Spirituality for Today – October 2009 – Volume 14, Issue 3

A Different Drummer

By Rev. Raymond Petrucci

Francis Bernardone and Clare Favorone were two bright kids born into well-to-do families in thirteenth century Assisi, Italy. Their futures would be linked in a very profound way and their lives would highlight the reason for the thirteenth being called "The Greatest of Centuries" by many Church historians.

Assuredly, Saint Francis of Assisi is numbered among the most popular figures of the Church in the view of Catholics and non-Catholics alike. To speak of him, however, as "the saint who liked animals" is like speaking of New York Yankee shortstop Derek Jeter as "that guy who makes commercials." One might find more relevance in aligning Francis to the hippies of the 1960s. He certainly was a radical - to the extreme - except his brand of dropping out was not defined by sex, drugs, and rock-n-roll but by the gospel, compassion, and poverty. In a vision, Francis encountered Jesus calling him to rebuild his Church. He addressed the task both spiritually and literally. Francis was a true reformer. His mission of following Christ's life and teachings in the gospels as literally as he could became a sign that railed against the corruption in the Church and also manifested an unequivocal love for the Church.

An illustration of Saint FrancisSaint Francis

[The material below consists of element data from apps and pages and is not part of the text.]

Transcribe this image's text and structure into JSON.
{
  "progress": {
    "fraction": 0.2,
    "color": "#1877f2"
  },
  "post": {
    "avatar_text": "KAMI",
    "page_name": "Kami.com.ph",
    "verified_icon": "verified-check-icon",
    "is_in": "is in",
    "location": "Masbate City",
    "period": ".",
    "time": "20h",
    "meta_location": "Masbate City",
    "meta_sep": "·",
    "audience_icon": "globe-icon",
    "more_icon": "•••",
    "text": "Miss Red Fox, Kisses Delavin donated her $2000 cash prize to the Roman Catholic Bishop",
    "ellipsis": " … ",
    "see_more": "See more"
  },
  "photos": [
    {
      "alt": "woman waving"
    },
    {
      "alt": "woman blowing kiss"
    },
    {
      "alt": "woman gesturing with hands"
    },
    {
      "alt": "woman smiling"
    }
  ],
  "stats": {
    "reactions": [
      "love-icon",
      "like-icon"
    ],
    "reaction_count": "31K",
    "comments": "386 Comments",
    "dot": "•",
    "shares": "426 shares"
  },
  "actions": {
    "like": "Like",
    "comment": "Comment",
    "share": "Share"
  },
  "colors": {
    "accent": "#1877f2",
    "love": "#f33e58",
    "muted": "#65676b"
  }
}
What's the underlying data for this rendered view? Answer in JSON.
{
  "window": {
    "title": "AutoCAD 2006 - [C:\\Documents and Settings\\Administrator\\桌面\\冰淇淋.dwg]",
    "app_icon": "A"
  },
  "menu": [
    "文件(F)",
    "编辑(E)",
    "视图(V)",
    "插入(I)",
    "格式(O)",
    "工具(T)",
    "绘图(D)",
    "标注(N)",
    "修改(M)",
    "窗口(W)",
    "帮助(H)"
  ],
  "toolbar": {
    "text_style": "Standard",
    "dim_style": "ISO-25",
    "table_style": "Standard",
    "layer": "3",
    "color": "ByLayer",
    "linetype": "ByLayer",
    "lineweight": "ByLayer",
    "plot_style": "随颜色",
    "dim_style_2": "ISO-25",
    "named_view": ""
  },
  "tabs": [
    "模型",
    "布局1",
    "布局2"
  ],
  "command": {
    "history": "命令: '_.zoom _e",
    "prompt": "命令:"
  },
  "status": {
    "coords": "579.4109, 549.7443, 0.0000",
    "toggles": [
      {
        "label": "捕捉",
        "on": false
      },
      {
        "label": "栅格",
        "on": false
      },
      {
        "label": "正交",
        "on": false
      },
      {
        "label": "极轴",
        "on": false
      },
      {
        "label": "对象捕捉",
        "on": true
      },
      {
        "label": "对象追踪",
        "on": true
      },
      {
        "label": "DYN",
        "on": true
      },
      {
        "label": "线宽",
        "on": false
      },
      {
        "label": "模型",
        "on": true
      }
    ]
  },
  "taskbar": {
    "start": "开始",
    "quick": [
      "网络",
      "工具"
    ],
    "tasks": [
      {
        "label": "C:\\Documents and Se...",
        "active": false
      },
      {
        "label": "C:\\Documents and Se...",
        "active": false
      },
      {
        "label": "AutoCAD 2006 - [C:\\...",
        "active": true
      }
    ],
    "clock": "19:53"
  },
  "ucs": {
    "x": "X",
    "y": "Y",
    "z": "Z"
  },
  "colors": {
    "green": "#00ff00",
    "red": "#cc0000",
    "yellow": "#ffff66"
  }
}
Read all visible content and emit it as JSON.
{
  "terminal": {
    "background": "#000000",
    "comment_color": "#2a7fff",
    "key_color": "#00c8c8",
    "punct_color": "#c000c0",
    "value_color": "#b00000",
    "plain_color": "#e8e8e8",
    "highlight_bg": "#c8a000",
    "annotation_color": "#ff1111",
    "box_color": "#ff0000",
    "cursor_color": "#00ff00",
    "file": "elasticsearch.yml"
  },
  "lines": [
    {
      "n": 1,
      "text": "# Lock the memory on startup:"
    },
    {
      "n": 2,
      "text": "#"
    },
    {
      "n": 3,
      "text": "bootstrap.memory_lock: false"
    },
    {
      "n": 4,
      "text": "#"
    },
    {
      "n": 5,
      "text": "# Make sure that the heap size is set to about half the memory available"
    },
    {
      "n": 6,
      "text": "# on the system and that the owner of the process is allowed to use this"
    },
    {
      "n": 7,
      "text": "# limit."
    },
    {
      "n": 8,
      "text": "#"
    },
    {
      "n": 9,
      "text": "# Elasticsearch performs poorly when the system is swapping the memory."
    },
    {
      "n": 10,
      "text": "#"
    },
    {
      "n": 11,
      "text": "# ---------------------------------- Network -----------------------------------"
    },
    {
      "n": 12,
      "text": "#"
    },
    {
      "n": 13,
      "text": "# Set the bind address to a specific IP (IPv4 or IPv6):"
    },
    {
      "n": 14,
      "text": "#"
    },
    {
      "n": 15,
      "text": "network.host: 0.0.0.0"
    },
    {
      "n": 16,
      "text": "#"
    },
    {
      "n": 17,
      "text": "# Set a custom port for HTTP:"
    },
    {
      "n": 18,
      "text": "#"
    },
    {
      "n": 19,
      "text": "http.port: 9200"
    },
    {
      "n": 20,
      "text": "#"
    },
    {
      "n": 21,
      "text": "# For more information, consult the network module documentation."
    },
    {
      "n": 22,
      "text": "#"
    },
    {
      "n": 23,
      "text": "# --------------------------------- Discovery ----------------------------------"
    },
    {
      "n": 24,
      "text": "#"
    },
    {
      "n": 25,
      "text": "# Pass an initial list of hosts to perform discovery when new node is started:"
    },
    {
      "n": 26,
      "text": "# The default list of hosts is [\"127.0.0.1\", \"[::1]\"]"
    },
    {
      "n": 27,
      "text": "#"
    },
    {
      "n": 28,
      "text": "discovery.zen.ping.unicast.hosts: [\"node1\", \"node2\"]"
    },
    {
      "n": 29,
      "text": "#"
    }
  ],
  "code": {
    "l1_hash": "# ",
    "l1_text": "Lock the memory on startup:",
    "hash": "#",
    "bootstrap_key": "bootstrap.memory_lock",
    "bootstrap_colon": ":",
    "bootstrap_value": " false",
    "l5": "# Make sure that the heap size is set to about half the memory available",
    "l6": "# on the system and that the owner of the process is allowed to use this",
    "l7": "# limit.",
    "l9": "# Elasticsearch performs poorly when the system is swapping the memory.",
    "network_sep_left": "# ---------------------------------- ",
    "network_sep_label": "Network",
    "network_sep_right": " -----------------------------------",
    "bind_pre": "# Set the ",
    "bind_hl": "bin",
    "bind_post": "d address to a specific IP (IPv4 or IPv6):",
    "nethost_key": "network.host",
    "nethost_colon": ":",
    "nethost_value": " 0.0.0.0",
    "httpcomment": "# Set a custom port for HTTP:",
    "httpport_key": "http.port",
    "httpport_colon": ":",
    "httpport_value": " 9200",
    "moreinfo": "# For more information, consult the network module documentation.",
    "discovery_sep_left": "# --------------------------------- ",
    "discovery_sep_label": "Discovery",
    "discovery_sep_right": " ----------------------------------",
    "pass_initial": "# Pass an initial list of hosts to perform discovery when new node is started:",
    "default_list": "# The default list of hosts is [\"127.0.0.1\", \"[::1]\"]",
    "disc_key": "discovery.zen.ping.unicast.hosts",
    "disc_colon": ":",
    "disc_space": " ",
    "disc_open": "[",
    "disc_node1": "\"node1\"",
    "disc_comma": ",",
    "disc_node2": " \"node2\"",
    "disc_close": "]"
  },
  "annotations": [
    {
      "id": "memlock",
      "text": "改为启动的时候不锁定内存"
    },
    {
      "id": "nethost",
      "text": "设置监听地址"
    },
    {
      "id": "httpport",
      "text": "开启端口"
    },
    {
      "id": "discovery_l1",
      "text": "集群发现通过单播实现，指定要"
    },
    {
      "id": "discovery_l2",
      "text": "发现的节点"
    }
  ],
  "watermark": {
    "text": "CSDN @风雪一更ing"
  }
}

This vigorous religious movement touched the lives of many in Assisi, none more than a young girl named Clare Favorone. The woman who would become Saint Clare of Assisi was born to privilege and would turn from it to follow Francis. She had a profound influence on Francis and he had a deep affection for her; what G. K. Chesterton would call "a pure and spiritual romance." Although Clare would spend most of her life behind the walls of her convent at San Damiano, her holiness, intellect, and fortitude contributed immeasurably to the Franciscan Order. She and her order of nuns became a source of spiritual and temporal strength for the people of Assisi. [The book I recommend is The Friendship of Francis and Clare of Assisi by Jon M. Sweeney]

Can the overwhelming spirituality of two individuals living so many centuries ago speak to a twenty-first century world? If questions about family relations, materialism, and true friendships between men and woman are counted as concerns in this age, then the answer is in the affirmative. Pursuing a vocational path not in accord with the hopes of one's family presents many emotional and practical obstacles. If the nature of the life's work sought is noble, the stresses may be softened more easily. Yet, should the goals of an individual be deemed dangerous, immoral, or ill-conceived, one can hope that reason and love among family members can rule the day.

The inflated status of material things as the sole purpose for existence has sent a tsunami of troubles pounding against the shores of marriage and family life. Often, the importance of nurturing the treasures of God's love, a supportive family, and true friends comes too late. When the golden nuggets of faith and wisdom have been one's constant companion, life, in its joys and sorrows, will have revealed all its hidden gifts along the way.

Can friendship between a man and a woman happen authentically or will sexual tensions always spoil its development? Francis and Clare proved that friendship, pure and chaste, can not only exist, but also thrive between members of the opposite sex. Their affection for one another was grounded in the passion of their desire to serve God and a true concern for each other's well being. They shared a mutual respect for the way in which the Holy Spirit had transformed their lives and in the importance of their work. A successful friendship (or a marriage) between a man and a woman requires an indefatigable focus on each other as complete human beings with all the concomitant qualities of being such. I believe it was the poet Yeats who wrote, "I have spread my dreams under your feet. Tread softy because you tread upon my dreams." Respect for the power of each life to grace another or to harm it must be kept foremost in one's mind.

"If a man does not keep pace with his companions, perhaps it is because he hears a different drummer." - Henry David Thoreau easily could have been referring to Saint Francis and Saint Clare. Though few are called to the austere spiritual model that they adopted, all can benefit from their example. They revealed an intimacy with Christ that gave a dignity and a beauty to all creation and a service to their God who fulfilled all hopes. Within the hearts and souls of all men and women, the creative spirit of God can inspire ways of approaching daily life that would express not only the presence of Christ, but also the gift of a Christ-like people. A fitting conclusion may be found in the words uttered by Francis to his followers as he lay dying: "Now I have done what is mine to do. May Christ teach you what is yours to do."